“Research by YouGov and Lendlease found that 49% of Londoners would consider new employment because of higher quality work environments”
This new approach to the working environment brings with it additional challenges and considerations that can’t be overlooked. The growing requirement to reduce energy consumption and carbon emissions, both from a business cost perspective, and through legislative drivers, also features very highly on the agenda for companies. Fortunately this challenge also brings with it opportunity, since advancements in building technology systems, and their integration, mean that its now possible to design and develop buildings that are able to quite literally think for themselves and adapt in order to suit the very fluid and agile nature in which people are using them. If we now consider the core subject of this report, death of the desk and collaborative working, we can perhaps interpret this more accurately as the death of the individual’s desk, or a move away from a fixed working location within the workplace.
From this perspective we need to also factor in the growing trend towards remote working, and understand that a large percentage of the workforce, typically 20%+, are not physically in the workplace during a normal working day. Therefore it’s now increasingly important to focus on how the building services are operating since the heating, cooling, ventilation and lighting systems contribute to some 80%+ of the buildings energy consumption. So herein lies an opportunity. Imagine for a moment that the building itself is aware of how many people are in it, standard stuff perhaps, but now imagine that the building knows exactly where those people are, in fact better still, that the building chooses where those people will be based during the day. If the building can make decisions on where to place people, it can therefore also make decisions about which of the building services to run, and where. In a simple example then, if a building had 5 working floors, and considering 20% of the workforce are off site, it stands to reason that you only need to use 4 floors and therefore shut down the services to the vacant floor. Of course, this crude example would rarely be reflective of reality since there are many other factors to consider, but it’s this approach to design and innovative thinking that mean businesses are able to develop workspaces that fulfil the psychological and physiological demands of the workforce, while at the same time satisfying the requirement to be operationally and energy efficient.

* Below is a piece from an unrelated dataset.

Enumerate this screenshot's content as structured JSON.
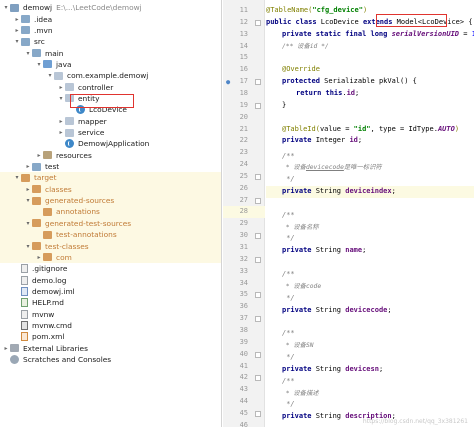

The integrated technology capabilities behind what we would term ‘Smart’ or ‘Intelligent’ buildings are perhaps far more evolved and advanced than most would consider. Quite literally any electrical or mechanical system within a building, including the HVAC, lighting, security, access, lifts, telephones etc, can be integrated into one highly intelligent system that is able to operate and function almost as a singular entity, with everything working in harmony. Whilst the benefits may now seem quite obvious, this integrated solution still proves to be a utopia that many businesses fail to reach. The technical capability is there, and in fact has been for some time, but we continue to see buildings where systems compete rather than work together, where energy is being wasted in vast quantities, and where the workforce is impacted by inconsistent environmental controls which can affect mood, morale and wellbeing, not to mention productivity. In many respects the technological advancements over recent years now make it completely realistic to expect such levels of building intelligence and efficiency, but the industry repeatedly falls foul to the same mistakes and problems.
Check HERE for my thoughts regarding the causes, what needs to change, and the options for taking a different approach to achieve true intelligent building solutions.